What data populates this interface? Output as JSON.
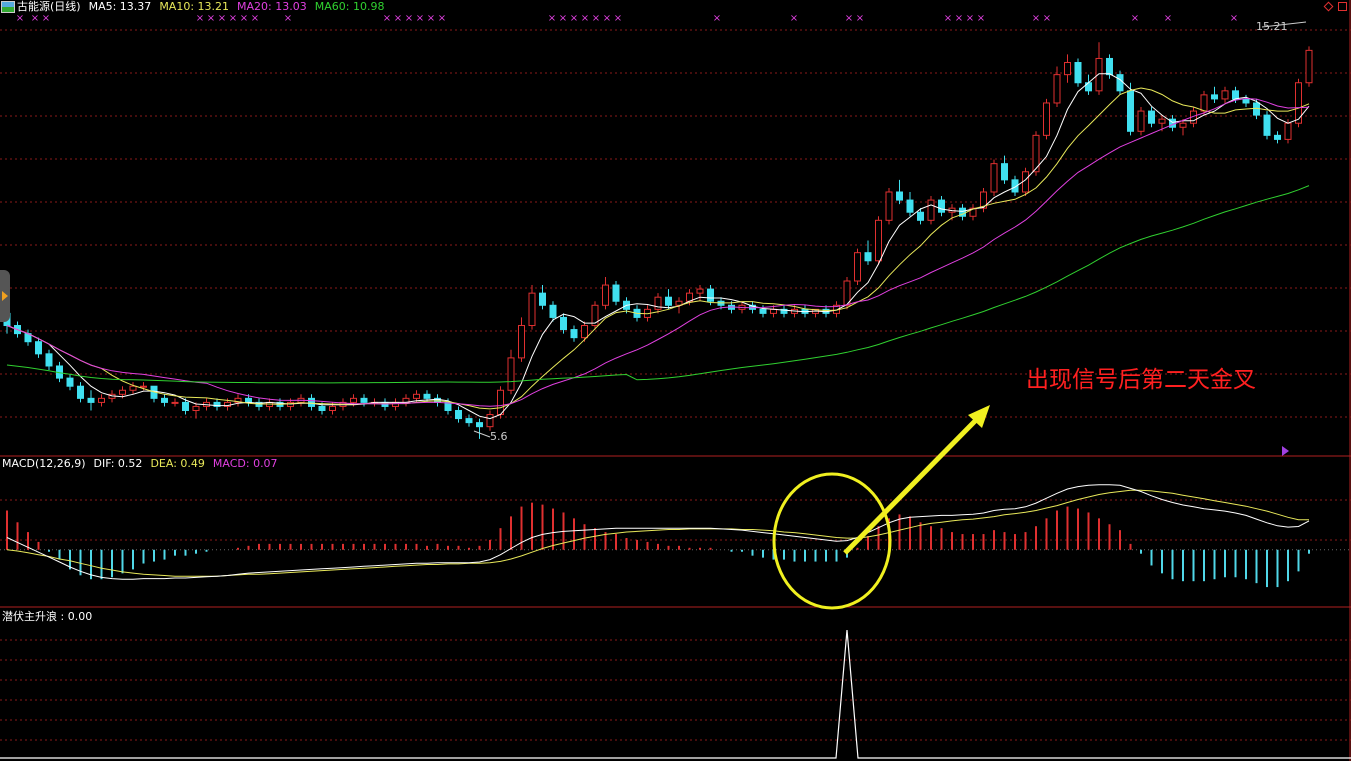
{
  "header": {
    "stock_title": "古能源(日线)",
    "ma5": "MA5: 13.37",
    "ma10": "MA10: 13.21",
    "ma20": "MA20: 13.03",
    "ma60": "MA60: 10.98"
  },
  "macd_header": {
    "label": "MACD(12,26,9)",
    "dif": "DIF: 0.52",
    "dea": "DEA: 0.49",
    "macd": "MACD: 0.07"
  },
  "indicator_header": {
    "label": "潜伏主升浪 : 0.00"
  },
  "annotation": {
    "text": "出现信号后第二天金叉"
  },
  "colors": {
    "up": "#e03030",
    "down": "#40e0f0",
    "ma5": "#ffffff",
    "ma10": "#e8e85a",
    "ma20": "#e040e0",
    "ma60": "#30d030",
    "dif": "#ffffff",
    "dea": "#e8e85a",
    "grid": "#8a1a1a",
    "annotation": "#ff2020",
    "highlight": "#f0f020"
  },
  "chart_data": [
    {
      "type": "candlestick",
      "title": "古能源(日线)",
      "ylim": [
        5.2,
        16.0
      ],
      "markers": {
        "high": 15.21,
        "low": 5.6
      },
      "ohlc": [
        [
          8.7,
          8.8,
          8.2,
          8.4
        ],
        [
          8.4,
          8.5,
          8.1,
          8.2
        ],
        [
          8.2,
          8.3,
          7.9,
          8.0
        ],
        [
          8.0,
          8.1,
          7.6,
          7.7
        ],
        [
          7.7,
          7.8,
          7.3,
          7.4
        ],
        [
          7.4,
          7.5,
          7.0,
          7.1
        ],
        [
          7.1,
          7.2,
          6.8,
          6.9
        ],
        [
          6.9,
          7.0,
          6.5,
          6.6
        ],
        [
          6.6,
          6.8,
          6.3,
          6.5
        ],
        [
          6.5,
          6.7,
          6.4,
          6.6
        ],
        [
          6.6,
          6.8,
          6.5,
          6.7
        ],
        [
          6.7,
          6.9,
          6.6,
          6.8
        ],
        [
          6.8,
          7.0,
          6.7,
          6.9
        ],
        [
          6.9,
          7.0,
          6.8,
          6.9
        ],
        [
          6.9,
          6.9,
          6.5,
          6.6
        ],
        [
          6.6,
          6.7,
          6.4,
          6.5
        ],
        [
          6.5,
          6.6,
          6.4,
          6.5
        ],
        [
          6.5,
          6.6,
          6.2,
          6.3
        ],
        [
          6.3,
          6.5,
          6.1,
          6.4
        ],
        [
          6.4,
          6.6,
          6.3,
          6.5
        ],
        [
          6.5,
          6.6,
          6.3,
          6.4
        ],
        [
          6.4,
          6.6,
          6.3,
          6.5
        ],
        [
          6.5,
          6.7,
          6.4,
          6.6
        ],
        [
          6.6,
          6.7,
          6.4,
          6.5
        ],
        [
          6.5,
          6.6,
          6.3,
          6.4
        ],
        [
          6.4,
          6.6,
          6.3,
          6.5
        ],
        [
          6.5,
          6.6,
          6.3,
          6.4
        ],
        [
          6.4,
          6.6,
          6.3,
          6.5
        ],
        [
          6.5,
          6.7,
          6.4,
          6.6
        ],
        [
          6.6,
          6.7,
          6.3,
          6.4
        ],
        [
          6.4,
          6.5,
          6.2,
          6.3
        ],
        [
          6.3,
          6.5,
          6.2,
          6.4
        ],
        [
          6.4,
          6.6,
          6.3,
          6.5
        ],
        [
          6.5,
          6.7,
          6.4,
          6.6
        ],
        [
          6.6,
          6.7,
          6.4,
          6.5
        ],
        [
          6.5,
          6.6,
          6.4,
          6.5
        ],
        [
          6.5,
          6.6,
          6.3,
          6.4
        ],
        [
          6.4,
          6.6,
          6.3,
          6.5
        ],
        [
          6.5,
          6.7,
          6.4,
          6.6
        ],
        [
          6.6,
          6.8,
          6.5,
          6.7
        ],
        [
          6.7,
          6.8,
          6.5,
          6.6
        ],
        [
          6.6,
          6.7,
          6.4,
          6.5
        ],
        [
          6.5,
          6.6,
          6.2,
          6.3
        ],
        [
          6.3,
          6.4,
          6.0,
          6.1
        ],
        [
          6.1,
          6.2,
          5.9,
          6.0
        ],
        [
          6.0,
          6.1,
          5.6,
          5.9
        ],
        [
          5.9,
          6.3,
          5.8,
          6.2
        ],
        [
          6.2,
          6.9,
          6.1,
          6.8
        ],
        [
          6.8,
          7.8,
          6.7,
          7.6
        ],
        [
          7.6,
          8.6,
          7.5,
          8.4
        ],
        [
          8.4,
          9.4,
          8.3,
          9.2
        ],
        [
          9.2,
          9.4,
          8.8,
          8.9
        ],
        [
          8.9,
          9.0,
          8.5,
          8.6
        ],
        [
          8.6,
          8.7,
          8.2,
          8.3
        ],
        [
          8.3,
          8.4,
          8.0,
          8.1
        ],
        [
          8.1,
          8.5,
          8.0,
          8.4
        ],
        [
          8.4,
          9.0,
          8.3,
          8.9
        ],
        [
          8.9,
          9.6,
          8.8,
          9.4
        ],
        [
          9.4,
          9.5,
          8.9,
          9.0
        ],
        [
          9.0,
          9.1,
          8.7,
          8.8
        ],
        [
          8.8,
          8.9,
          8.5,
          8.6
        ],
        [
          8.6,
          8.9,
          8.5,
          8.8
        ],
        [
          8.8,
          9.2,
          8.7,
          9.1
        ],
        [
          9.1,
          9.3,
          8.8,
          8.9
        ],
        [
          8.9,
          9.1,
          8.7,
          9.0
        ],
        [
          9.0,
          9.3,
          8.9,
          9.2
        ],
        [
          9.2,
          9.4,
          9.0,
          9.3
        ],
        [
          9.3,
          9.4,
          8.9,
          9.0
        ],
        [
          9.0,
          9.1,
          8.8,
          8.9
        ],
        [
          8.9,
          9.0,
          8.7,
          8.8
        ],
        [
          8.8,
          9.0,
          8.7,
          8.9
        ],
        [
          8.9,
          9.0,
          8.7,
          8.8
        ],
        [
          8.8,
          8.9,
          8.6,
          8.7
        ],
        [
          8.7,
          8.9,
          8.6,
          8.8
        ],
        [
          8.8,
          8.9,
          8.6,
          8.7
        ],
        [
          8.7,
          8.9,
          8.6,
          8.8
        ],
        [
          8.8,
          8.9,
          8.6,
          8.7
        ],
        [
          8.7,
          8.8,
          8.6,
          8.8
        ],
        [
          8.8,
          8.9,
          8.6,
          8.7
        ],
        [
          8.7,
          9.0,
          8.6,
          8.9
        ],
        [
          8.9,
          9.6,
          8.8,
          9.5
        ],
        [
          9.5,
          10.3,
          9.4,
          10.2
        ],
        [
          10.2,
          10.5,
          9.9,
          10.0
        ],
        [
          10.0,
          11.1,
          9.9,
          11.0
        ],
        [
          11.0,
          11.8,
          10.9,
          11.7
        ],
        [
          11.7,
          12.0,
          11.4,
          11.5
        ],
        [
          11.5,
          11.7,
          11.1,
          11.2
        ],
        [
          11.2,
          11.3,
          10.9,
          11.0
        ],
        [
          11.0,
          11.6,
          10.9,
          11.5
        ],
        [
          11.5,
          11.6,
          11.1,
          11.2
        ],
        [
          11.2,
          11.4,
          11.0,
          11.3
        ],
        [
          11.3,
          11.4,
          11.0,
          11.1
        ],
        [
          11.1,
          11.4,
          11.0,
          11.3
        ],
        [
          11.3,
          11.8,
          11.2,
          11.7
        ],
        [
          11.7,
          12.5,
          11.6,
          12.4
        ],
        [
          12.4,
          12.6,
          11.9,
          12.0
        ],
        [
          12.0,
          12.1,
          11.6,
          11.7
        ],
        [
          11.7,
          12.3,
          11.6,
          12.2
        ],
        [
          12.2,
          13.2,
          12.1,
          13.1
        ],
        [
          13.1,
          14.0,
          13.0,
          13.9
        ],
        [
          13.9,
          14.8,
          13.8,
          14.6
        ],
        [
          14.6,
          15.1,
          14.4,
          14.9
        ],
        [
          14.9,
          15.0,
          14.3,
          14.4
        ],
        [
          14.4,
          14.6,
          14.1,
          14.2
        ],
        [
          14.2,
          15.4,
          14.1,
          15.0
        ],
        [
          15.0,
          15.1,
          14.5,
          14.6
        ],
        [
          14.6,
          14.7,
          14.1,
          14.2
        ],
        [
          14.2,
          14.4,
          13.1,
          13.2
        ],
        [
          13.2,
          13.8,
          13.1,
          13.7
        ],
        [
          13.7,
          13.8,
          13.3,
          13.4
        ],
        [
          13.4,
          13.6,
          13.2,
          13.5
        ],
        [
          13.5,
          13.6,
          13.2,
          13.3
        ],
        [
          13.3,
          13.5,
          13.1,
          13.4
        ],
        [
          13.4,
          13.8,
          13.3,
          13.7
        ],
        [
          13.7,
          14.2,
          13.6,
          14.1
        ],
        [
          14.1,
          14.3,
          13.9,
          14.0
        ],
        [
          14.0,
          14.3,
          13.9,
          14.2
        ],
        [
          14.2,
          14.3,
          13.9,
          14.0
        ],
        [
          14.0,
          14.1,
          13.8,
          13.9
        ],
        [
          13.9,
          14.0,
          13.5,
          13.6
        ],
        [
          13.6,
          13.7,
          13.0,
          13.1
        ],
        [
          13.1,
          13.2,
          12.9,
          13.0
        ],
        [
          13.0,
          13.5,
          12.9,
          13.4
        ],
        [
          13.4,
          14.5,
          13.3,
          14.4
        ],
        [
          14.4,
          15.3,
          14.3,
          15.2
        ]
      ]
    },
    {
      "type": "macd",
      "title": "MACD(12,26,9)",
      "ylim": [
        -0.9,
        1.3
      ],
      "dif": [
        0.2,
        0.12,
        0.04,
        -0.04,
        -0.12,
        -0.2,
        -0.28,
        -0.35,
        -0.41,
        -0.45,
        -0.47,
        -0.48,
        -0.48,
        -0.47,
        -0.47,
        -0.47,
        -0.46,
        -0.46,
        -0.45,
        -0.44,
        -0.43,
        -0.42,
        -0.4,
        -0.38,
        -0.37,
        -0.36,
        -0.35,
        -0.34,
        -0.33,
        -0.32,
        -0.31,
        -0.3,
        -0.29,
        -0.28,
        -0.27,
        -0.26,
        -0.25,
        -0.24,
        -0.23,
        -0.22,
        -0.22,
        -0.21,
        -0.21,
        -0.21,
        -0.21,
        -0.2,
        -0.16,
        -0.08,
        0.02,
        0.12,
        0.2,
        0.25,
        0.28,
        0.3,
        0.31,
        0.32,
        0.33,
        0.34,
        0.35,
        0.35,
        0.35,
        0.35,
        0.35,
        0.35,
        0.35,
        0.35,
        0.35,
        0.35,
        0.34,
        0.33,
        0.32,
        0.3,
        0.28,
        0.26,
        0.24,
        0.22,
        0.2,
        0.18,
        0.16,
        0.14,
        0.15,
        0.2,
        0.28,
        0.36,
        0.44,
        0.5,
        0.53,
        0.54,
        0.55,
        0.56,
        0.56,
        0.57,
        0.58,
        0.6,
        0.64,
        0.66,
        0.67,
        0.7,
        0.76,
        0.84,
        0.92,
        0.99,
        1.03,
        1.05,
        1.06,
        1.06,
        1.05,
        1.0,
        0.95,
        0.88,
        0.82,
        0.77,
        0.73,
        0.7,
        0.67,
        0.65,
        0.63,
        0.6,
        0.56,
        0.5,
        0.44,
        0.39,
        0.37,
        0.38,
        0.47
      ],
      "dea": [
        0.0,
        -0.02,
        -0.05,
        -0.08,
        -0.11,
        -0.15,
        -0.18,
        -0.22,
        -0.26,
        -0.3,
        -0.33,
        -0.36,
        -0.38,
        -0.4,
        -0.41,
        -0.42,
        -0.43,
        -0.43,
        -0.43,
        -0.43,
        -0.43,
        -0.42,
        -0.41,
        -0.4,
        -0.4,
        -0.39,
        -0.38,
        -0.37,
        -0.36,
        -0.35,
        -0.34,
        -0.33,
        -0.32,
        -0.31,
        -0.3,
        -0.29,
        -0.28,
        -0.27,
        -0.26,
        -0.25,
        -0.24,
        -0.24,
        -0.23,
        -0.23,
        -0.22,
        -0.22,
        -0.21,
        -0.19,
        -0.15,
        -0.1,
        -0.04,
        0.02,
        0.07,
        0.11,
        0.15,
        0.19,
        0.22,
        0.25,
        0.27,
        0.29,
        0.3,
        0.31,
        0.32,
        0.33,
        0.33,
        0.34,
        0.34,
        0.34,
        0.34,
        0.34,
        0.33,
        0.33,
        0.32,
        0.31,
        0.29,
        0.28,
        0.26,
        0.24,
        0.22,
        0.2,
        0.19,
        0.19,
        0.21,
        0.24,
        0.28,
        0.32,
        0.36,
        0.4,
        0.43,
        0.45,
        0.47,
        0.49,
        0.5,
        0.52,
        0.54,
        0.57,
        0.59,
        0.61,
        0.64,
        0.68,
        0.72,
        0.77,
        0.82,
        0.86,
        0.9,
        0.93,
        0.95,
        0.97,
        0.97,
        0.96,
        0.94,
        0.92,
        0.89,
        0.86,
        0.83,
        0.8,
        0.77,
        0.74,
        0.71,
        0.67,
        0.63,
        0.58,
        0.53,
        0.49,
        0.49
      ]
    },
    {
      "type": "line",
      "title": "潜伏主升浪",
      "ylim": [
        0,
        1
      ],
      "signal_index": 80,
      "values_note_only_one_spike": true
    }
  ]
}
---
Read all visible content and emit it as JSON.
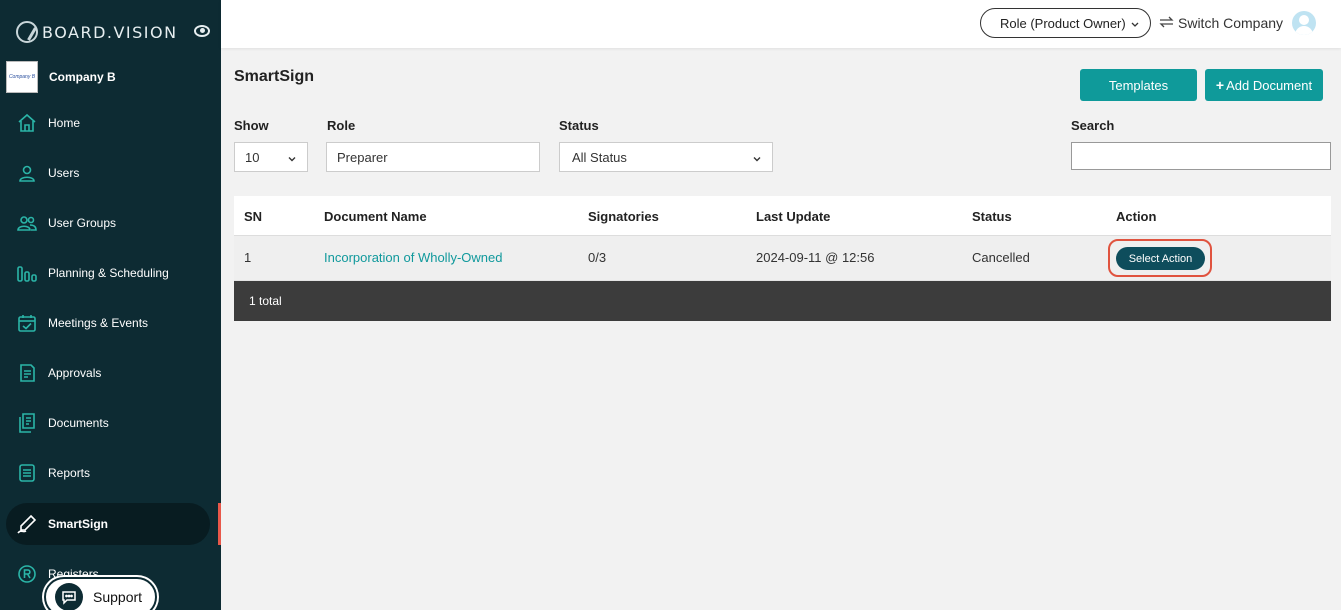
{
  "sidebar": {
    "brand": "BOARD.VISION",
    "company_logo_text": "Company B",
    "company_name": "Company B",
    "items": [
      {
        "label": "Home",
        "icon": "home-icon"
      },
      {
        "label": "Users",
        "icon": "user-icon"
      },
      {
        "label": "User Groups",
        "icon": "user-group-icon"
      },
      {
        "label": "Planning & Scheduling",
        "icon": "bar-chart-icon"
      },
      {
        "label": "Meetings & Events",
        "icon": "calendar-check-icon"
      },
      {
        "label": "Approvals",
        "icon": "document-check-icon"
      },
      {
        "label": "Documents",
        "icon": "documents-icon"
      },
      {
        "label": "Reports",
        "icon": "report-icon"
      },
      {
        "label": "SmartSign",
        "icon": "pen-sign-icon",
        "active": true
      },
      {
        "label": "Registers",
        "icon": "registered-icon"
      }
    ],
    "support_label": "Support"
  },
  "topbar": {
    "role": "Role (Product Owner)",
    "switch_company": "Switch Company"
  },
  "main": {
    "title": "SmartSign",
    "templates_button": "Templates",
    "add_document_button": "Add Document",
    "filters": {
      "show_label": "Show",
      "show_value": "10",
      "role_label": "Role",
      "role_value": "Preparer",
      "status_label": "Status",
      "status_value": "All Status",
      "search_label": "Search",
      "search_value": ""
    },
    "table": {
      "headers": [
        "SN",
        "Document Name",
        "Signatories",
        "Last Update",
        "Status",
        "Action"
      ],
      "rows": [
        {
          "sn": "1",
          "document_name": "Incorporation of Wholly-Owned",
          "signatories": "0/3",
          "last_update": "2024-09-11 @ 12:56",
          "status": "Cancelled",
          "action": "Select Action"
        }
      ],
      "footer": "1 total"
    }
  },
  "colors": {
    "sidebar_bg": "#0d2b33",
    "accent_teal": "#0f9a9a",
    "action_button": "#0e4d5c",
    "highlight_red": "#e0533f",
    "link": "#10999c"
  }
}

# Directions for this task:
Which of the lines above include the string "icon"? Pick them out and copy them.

# Exercise solution:
        "icon": "home-icon"
        "icon": "user-icon"
        "icon": "user-group-icon"
        "icon": "bar-chart-icon"
        "icon": "calendar-check-icon"
        "icon": "document-check-icon"
        "icon": "documents-icon"
        "icon": "report-icon"
        "icon": "pen-sign-icon",
        "icon": "registered-icon"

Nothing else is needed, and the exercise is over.